EMILE SIMPSON: Yes, the debate is coloured very much by a competition if you life between two analogies: one being Kosovo, in which there was no UN resolution but there was a genocide going on and force was used, again effectively illegally under international law - although that's questionable.
Yet it was perceived as, generally perceived as legitimate. And the other analogy being Iraq which had a far more negative response and the degree to which politicians can colour the action through one or other analogies certainly is at the heart of the debate today.

MARK COLVIN: How much is that playing, for instance, into the British political debate? Because I understand that David Cameron has found his hands tied by the refused of Ed Miliband to go along with action?

EMILE SIMPSON: There's a debate today in parliament so we'll see if that…we'll see what Labour's position is. I think that, from what I understand, Labour's position in the UK is to wait for the evidence before being able to vote. And they've split now the parliamentary vote into two, so that this vote today, from what I understand is preliminary procedural vote.

It's not entirely clear how it will play out in the house, and then a second vote will actually decide how military force is used. So I think the position, with regards to Labour, is still evolving.

MARK COLVIN: But without David Cameron, can Obama go ahead? Even Bush didn't go ahead without Britain?

EMILE SIMPSON: It depends on the message that the US wants to send. If the strikes occur without British and French support, the strikes will send a different meaning, because they will represent deterrence mainly at one segment of the international community and not others, which is a different type of deterrence and so I can't double-guess president Obama - that depends what his policy intent is.

MARK COLVIN: But your central argument would be to make the intent very clear, to limit the causes and targets of any war?
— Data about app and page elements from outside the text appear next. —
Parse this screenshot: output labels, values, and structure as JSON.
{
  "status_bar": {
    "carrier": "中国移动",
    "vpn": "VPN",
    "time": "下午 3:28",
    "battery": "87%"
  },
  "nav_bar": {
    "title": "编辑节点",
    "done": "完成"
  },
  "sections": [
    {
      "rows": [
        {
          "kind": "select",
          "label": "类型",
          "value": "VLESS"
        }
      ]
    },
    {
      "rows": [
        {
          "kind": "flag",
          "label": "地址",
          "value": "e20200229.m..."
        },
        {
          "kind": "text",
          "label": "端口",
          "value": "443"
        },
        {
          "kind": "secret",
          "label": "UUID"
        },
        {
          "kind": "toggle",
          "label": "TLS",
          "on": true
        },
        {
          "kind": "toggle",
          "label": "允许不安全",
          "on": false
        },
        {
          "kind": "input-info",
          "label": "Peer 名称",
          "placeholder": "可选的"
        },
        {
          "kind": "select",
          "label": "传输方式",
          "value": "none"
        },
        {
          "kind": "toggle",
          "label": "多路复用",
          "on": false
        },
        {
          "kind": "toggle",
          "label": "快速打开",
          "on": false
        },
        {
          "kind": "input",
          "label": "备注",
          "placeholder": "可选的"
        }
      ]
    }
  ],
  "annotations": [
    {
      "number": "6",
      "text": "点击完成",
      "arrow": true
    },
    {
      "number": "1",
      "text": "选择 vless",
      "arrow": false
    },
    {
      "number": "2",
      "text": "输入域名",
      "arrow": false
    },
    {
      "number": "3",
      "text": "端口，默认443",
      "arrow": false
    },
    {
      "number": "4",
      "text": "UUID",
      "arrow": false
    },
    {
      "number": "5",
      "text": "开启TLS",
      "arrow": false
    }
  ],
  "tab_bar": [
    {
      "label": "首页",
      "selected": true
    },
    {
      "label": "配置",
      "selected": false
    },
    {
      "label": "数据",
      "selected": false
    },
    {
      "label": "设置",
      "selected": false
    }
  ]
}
EMILE SIMPSON: The language of war is interesting because war normally presupposes the defeat of an enemy, i.e. a military objective in order to set conditions for a political solution. That's a classic of war, and the use of force in war. But what this is, um well, should the strikes be intended only to present a deterrent to further use of chemical weapons and effectively enforcing a series of international agreements dating back to 1925 prohibiting that, then the use of force is really directly sending a message to the Assad regime and anybody else who would use chemical weapons.

The defeat of an enemy has become a largely irrelevant concept, and that's important in terms of de-limiting the extent to which any such strikes prosecuted on that basis would actually intervene militarily in the Syrian Civil War. Clearly they could be misunderstood as doing that and hence the importance of a clear narrative.

MARK COLVIN: Emile Simpson, author of War From the Ground Up. And you can hear a longer interview with him on our website from this evening.